Both are first person narratives of teenage girls with special gifts: Mila can read the emotional subtext of a situation; literally 'sniff' out deceit. Rosa is mute and considered a mystical demon with the power to take life within the community she lives. Both are only children and both books explore the relationship between father and daughter in love and betrayal. Both books require their heroines to unravel the lies of an adult world and the stakes are life and death. Both are concerned with friendship and how much of oneself to expose in its cause. 'Picture Me Gone' is firmly grounded in reality whereas 'Shine' is harder to categorise; a recognisable universe a jump or two away layered with a tropical ghost story with echoes of Jane Eyre...

(Ghost stories are so associated in my head with cold and bleak English landscapes and Victoriana that it's rather wonderful to be given a steamy, tropical, contemporary version: 'The Woman in White' will never seem the same again.)

The main point of comparison though is that both books are wonderfully well written taut, compact prose. It was greedy of me to read both in one day (and may make the writers' despair, given the craft and time of their own that went into them!) but Oh it was lovely. And it was possible: Not that they're that short-but  hurray for telling stories with only what is necessary and beautiful included.
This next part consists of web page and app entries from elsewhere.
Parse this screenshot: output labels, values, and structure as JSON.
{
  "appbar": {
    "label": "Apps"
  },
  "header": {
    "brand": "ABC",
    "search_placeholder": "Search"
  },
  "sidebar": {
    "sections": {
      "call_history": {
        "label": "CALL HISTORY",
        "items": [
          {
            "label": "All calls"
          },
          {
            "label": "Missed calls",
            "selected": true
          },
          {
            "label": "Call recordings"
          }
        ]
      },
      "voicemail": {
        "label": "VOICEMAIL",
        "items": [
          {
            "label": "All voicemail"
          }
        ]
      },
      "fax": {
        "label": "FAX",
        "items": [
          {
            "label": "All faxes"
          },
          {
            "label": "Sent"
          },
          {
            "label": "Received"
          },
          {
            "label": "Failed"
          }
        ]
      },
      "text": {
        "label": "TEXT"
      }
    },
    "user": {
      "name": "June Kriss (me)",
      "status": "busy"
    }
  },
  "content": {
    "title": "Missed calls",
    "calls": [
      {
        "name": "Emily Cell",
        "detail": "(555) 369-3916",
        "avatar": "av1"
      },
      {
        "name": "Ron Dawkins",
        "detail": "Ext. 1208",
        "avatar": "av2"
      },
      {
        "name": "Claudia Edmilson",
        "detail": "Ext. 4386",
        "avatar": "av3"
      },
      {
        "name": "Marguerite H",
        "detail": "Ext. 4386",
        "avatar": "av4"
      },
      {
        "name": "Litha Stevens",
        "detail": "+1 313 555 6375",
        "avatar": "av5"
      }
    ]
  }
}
 I could not stop reading either book in fact and it's a long time since that's happened. Sorry kids- who got a lot of "mmm...lovely dear" through whatever they were telling me yesterday afternoon as I mentally absented myself.
I missed the recent 'Nosy Crow' conference on Children's Publishing alas, but I believe Lucy Mangan said in her speech that one of the reasons she reads children's books is because she 'doesn't have time to be bored'. The truth of her words was with me yesterday. I consumed my treats at speed, you may choose to savour but be assured; treats await you.

'Picture Me Gone' by Meg Rossof, pub.Penguin, isbn 978-0-141-34403-4
'Shine' by Candy Gourlay, pub. David Fickling Books, isbn 978-0-385-61920-2